Quantcast
Environmental News for a Healthier Planet and Life

Senate Committee Approves Wilderness Bills

Pew Charitable Trusts

The Pew Campaign for America’s Wilderness issued the following statement praising the approval of five bills that would protect more than 125,000 acres of wilderness in five states by the Senate Energy and Natural Resources Committee. The measures now go to the full U.S. Senate for a vote.

“This legislation will safeguard snow capped peaks in Washington, key habitat for brook trout in Tennessee, one of Oregon’s most secluded landscapes, a popular recreation area on the shores of Lake Michigan, and one of the world’s great migration flyways in New Mexico,” said Director Mike Matz. “These are special places treasured by Americans for hiking, fishing, camping and watching wildlife.”

“Since we lose 6,000 acres of open space to development every day, it is heartening that efforts continue to preserve land intact as a legacy for future generations. These bills, sponsored by both Democrats and Republicans, were crafted with input and support from local communities. We urge the full Senate to take up and pass these measures without delay.”
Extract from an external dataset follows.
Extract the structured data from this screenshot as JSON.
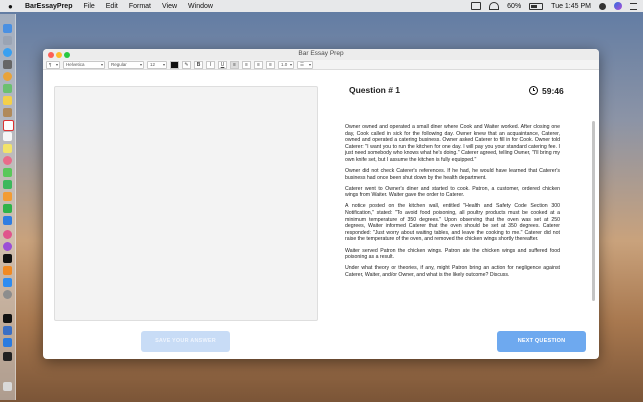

The bills voted on were:

  • S.1090, Tennessee Wilderness Act, introduced by Sens. Lamar Alexander and Bob Corker (both R-Tenn.), to protect nearly 20,000 acres of wilderness in the Cherokee National Forest

For more information, click here.

EcoWatch Daily Newsletter

Aerial shot top view Garbage trucks unload garbage to a recycle in the vicinity of the city of Bangkok, Thailand. bugto / Moment / Getty Images

German researchers have identified a strain of bacterium that not only breaks down toxic plastic, but also uses it as food to fuel the process, according to The Guardian.

Read More Show Less

The Environmental Protection Agency (EPA) issued a policy memo yesterday that is an expansive relaxation of legally mandated regulations on polluting industries, saying that industries may have trouble adhering to the regulations while they are short-staffed during the coronavirus global pandemic, according to the AP.

Read More Show Less
Sponsored
Hurricane Dorian was one of the 2019 Atlantic hurricane season's most devastating storms. NASA

2019 marked the fourth year in a row that the Atlantic hurricane season saw above-average activity, and it doesn't look like 2020 will provide any relief.

Read More Show Less

The deep, open ocean may seem like an inhospitable environment, but many species like human-sized Humboldt squids are well-adapted to the harsh conditions. 1,500 feet below the ocean's surface, these voracious predators could be having complex conversations by glowing and changing patterns on their skin that researchers are just beginning to decipher.

Read More Show Less
A worker distributes disinfection wipes at a farmers market at Richard Tucker Park in New York City on March 21, 2020. Lev Radin / Pacific Press / LightRocket via Getty Images

Not many restaurants will be able to survive coronavirus, and this is a personal, social and national tragedy.

I'm worried about farmers markets too.

Read More Show Less